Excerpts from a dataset
####

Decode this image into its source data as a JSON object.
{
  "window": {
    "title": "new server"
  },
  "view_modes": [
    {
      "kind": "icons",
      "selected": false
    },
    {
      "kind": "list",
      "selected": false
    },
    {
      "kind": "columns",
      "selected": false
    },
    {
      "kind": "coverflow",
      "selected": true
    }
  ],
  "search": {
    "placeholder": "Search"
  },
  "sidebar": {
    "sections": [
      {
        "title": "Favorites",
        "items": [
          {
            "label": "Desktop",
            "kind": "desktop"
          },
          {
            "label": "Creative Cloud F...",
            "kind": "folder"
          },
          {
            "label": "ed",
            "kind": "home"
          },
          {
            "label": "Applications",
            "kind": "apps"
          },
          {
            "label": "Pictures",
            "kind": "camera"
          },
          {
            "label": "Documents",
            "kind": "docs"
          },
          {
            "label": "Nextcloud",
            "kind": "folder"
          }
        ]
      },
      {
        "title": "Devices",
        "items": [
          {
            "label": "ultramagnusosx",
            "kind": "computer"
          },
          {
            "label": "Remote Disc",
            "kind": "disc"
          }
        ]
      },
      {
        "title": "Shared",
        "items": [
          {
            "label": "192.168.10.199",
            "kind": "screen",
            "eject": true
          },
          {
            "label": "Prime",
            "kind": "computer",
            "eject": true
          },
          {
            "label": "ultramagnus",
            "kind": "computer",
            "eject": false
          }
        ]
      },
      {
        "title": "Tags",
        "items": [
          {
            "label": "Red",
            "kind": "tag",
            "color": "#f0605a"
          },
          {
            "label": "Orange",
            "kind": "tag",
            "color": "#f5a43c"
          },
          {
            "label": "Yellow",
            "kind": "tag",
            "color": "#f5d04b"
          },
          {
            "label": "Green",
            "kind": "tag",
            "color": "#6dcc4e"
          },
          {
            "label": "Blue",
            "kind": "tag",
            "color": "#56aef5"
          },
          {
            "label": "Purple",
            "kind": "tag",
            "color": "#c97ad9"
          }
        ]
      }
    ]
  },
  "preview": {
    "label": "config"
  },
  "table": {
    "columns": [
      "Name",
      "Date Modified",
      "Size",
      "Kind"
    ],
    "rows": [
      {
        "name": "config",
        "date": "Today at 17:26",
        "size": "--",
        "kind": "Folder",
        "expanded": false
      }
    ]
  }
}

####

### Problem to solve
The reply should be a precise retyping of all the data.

### Result for this task
Decode this image into its source data as a JSON object.
{
  "window": {
    "title": "new server"
  },
  "view_modes": [
    {
      "kind": "icons",
      "selected": false
    },
    {
      "kind": "list",
      "selected": false
    },
    {
      "kind": "columns",
      "selected": false
    },
    {
      "kind": "coverflow",
      "selected": true
    }
  ],
  "search": {
    "placeholder": "Search"
  },
  "sidebar": {
    "sections": [
      {
        "title": "Favorites",
        "items": [
          {
            "label": "Desktop",
            "kind": "desktop"
          },
          {
            "label": "Creative Cloud F...",
            "kind": "folder"
          },
          {
            "label": "ed",
            "kind": "home"
          },
          {
            "label": "Applications",
            "kind": "apps"
          },
          {
            "label": "Pictures",
            "kind": "camera"
          },
          {
            "label": "Documents",
            "kind": "docs"
          },
          {
            "label": "Nextcloud",
            "kind": "folder"
          }
        ]
      },
      {
        "title": "Devices",
        "items": [
          {
            "label": "ultramagnusosx",
            "kind": "computer"
          },
          {
            "label": "Remote Disc",
            "kind": "disc"
          }
        ]
      },
      {
        "title": "Shared",
        "items": [
          {
            "label": "192.168.10.199",
            "kind": "screen",
            "eject": true
          },
          {
            "label": "Prime",
            "kind": "computer",
            "eject": true
          },
          {
            "label": "ultramagnus",
            "kind": "computer",
            "eject": false
          }
        ]
      },
      {
        "title": "Tags",
        "items": [
          {
            "label": "Red",
            "kind": "tag",
            "color": "#f0605a"
          },
          {
            "label": "Orange",
            "kind": "tag",
            "color": "#f5a43c"
          },
          {
            "label": "Yellow",
            "kind": "tag",
            "color": "#f5d04b"
          },
          {
            "label": "Green",
            "kind": "tag",
            "color": "#6dcc4e"
          },
          {
            "label": "Blue",
            "kind": "tag",
            "color": "#56aef5"
          },
          {
            "label": "Purple",
            "kind": "tag",
            "color": "#c97ad9"
          }
        ]
      }
    ]
  },
  "preview": {
    "label": "config"
  },
  "table": {
    "columns": [
      "Name",
      "Date Modified",
      "Size",
      "Kind"
    ],
    "rows": [
      {
        "name": "config",
        "date": "Today at 17:26",
        "size": "--",
        "kind": "Folder",
        "expanded": false
      }
    ]
  }
}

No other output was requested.